Regarding personality, there’s no notable difference between male and female Bengal cats. However, physically, males are much more substantial than their female counterparts. They are generally heavier bodied with a brighter face and thicker frame.
Females tend to be a little lighter, airy, and dainty. They don’t look as heavy as they feel when you pick them up.
The Bengal cat was bred from hybrids of domestic and wild Asian leopard cats by Jean Mill in 1963. Bengals have high prey drives and rigorous exercise demands compared to other breeds.
It took several generations to refine the cat’s temperament, but now, the Bengal is a favorite among cat fanciers because of its breathtaking appearance and inquisitive nature.
Bengal cats are generally healthy with no known health issues specific to the breed. But that doesn’t mean, of course, that they shouldn’t see the vet. When your bangle is a kitten, it needs to see the vet several times throughout the first year of its life.
You’ll need to catch up on routine vaccinations, anti-parasitic medications, flea treatments, stay or neuter surgery, and microchipping.
After their first year of life, it trims down to once a year unless your Bengal has other health issues that require frequent veterinary care.

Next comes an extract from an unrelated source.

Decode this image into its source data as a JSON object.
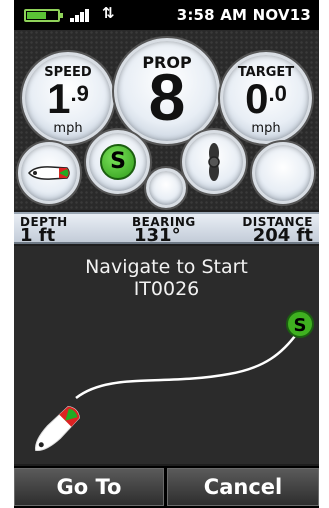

Also, cats involved in breeding programs are likely to visit the vet much more often.
Lack of health care can significantly reduce the lifespan of a Bengal. Many issues can slip under the radar, and it might be too late by the time they are detected. So always make sure to keep up with regular appointments.
The 3 Life Stages of a Cat
Kittens are arguably one of the cutest baby animals that exist. When you buy or adopt a kitten, they are roughly 8 weeks old and have eaten solids for several weeks to prepare for life on their own.
During their first year of life, they grow substantially—mentally and physically. It’s quite an experience to watch your cat’s personality develop.
It would be best if you always fed your Bengal kitten wholesome kitten chow that fulfills their growing needs. The food should promote healthy muscle structure, mental health, and top-notch immunity.
Adult cats are those that are a year and older. The personality is solidly developed when your Bengal is in its adult years. You might notice them lose a little energy or get lazy after being spayed or neutered. However, some cats transcend that and are active throughout their lifetime.
If you have a particularly active adult cat, having a playmate is always a fantastic idea to get the appropriate amount of exercise they need when their humans aren’t around.
You should feed your adult cat a nutrient-rich protein-heavy cat food specifically designed for adults. These recipes have the proper nutrients to maintain their body structure throughout their crucial years.
Senior cats might still appear healthy to the naked eye, but gradually, the cats will start slowing down. Some owners don’t notice much change at all.
If Bengals develop a health issue, it is very common for it to occur in their senior years. When your pet becomes a senior, it’s best to switch them to food for older cats. A proper diet and promoting adequate exercise are two of the most vital components of living a long life.
How To Tell Your Bengal Cat’s Age
If your bangle isn’t fully grown yet, you can gauge its age by looking at a few notable characteristics. For young cats, the size of their teeth is usually the giveaway, along with other physical factors like size and mobility level.
The most accurate way to guess your Bengals age if you are unsure is to consult a professional for clarification.
Bengal cats are generally healthy with no known health issues. However, environment and lifestyle can influence your cat’s health, so make sure they get plenty of exercise and eat a wholesome diet. As always, ensure your Bengal visits the veterinarian at least once a year.
Featured Image Credit: Irina_kukuts, Pixabay